You and your doctor may decide in advance it’s best for you to have a caesarean delivery. Or you may start giving birth vaginally and then need to have an emergency caesarean because of complications during labour. You may also need to have an emergency caesarean before you go into labour.
Some of the medical reasons why you may have a caesarean delivery are listed below.
- Labour has been going on for some time and isn't progressing.
- Your baby isn't getting enough oxygen, or there is another problem putting his or her health at risk - this is called fetal compromise or fetal distress.
- The placenta partly or completely covers your cervix (the neck of your womb). This is called placenta praevia.
- You are expecting more than one baby, for example twins or triplets.
- Your baby is lying with his or her feet first or bottom first, rather than with the head downwards which is the usual position for a vaginal birth. This is called a breech position. It makes giving birth vaginally more difficult or sometimes impossible.
- There is a high risk that you may have heavy bleeding if you have a vaginal delivery.
- You have an infection such as HIV or genital herpes simplex virus.
- You have had a previous caesarean delivery, although after one child it's often possible to have a vaginal delivery afterwards.
There are two main types of caesarean delivery.
In a lower uterine segment caesarean a cut is made across the lower part of your abdomen and womb, usually parallel to your bikini line. There is usually a smaller amount of blood lost with this type of caesarean and the scar that forms afterwards tends to be smaller and stronger.
In a classical caesarean a cut is made vertically down the middle of your womb. The cut through your abdomen may also be vertical or a bikini line cut may be used. You may only need this type of caesarean delivery if there are reasons why a cut can't be made in the lower segment of your womb, for example if you have fibroids or if your baby is very premature.
What are the alternatives?
If you are planning in advance to have a caesarean, it's important to be aware of the possible alternatives.

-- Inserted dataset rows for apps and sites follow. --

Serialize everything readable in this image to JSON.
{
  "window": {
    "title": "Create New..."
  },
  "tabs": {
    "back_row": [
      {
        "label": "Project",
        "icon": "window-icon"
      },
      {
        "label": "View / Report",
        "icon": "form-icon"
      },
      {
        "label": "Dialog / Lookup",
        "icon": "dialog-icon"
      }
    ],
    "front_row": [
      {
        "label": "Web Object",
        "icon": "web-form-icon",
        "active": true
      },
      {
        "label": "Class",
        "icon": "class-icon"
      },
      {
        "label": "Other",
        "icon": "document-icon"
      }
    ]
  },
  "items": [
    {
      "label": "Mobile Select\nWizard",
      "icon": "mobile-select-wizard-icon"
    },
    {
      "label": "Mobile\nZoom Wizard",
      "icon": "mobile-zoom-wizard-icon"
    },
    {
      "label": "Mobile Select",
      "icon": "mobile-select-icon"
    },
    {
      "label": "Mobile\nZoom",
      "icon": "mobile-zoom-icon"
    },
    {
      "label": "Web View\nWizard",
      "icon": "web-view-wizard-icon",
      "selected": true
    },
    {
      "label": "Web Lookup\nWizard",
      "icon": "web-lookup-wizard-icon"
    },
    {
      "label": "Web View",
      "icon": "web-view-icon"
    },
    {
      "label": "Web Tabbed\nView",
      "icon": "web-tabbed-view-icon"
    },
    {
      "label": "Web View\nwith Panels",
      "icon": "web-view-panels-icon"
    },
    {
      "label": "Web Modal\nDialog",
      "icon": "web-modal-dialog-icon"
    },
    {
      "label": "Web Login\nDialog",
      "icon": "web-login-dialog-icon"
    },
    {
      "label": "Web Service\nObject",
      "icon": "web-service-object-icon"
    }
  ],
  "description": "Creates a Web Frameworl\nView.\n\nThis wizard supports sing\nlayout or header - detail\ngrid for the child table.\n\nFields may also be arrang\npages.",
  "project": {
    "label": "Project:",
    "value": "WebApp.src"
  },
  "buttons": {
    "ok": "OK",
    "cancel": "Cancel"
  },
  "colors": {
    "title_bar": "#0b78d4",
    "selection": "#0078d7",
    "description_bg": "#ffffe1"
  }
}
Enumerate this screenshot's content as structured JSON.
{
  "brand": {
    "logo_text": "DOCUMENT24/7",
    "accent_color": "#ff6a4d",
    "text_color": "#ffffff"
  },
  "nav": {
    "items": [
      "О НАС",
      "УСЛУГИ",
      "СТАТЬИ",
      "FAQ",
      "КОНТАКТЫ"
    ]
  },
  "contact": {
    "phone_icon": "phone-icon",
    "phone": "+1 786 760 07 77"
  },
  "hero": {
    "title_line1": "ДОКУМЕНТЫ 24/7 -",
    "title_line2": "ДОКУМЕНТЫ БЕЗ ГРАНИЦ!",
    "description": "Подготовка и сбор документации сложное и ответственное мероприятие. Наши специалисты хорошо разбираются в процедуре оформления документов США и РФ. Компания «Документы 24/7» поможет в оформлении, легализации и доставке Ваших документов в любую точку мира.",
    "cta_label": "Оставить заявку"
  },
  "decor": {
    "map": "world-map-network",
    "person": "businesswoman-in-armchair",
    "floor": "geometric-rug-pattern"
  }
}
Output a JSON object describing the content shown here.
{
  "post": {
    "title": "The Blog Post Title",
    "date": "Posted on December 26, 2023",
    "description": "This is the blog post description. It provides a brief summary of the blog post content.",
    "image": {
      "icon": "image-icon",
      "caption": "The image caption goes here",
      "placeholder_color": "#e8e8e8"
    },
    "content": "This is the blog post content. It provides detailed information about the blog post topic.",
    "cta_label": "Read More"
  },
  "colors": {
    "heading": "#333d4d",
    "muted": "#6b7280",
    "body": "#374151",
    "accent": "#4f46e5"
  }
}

For example, it's sometimes possible to give birth vaginally if you are expecting twins, if your baby is in the breech position or if you have had a previous caesarean delivery.
A midwife or doctor can give you more information about the risks and benefits of both options.